WHAT TO PRODUCE:
Report each line below that carries the word "title".

[[ DATA FOR ANALYSIS, beginning ]]

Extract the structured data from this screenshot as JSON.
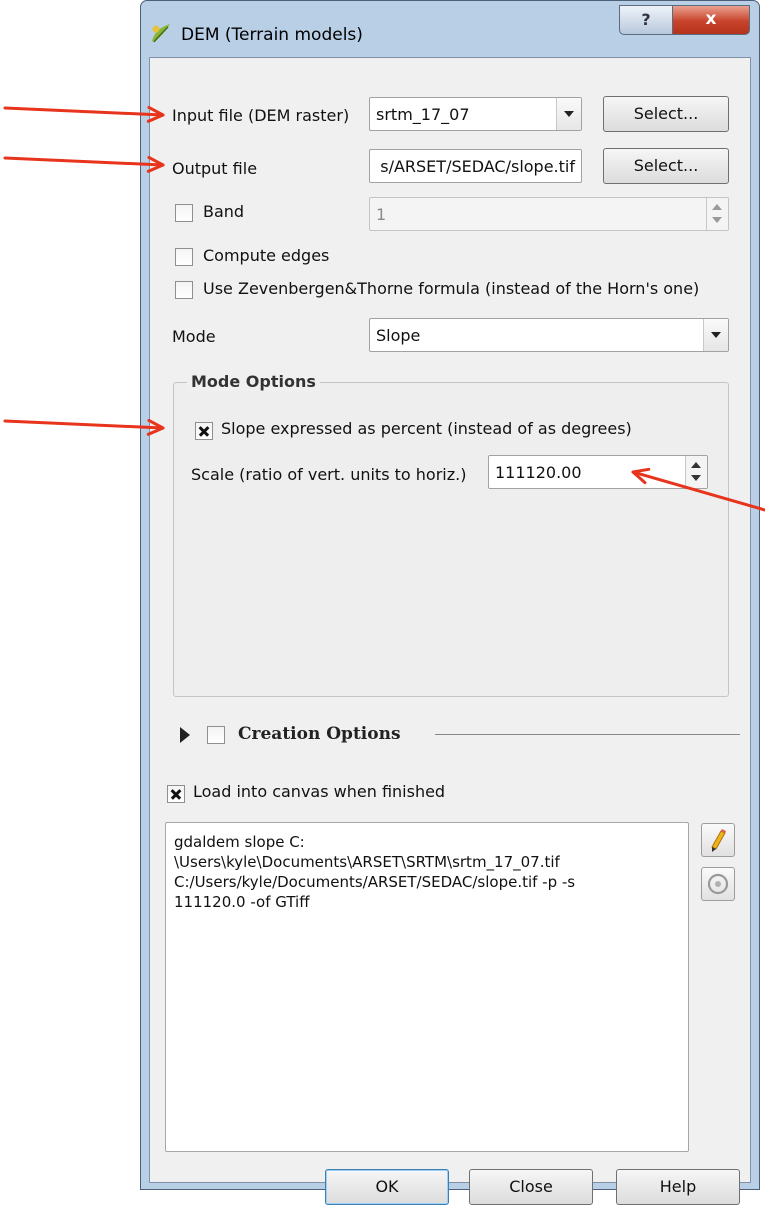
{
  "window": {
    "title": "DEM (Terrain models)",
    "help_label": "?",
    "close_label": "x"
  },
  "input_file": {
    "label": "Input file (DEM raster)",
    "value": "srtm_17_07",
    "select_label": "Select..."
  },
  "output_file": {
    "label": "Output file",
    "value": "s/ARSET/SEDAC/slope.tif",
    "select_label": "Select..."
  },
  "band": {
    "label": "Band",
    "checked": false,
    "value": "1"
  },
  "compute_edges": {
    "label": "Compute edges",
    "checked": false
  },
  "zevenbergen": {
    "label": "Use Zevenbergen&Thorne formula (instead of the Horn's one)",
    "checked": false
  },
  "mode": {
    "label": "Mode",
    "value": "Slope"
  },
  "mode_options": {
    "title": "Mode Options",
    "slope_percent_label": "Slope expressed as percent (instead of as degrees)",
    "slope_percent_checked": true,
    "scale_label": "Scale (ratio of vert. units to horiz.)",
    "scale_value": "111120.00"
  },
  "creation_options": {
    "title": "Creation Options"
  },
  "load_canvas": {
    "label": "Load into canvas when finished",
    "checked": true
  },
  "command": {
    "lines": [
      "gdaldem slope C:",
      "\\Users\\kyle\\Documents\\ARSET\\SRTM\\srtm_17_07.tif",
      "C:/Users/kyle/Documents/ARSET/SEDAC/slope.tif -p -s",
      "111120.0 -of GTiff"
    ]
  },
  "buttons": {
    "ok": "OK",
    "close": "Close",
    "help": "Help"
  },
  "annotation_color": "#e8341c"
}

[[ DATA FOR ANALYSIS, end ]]

RESPONSE TO THIS EXERCISE:
    "title": "DEM (Terrain models)",
    "title": "Mode Options",
    "title": "Creation Options"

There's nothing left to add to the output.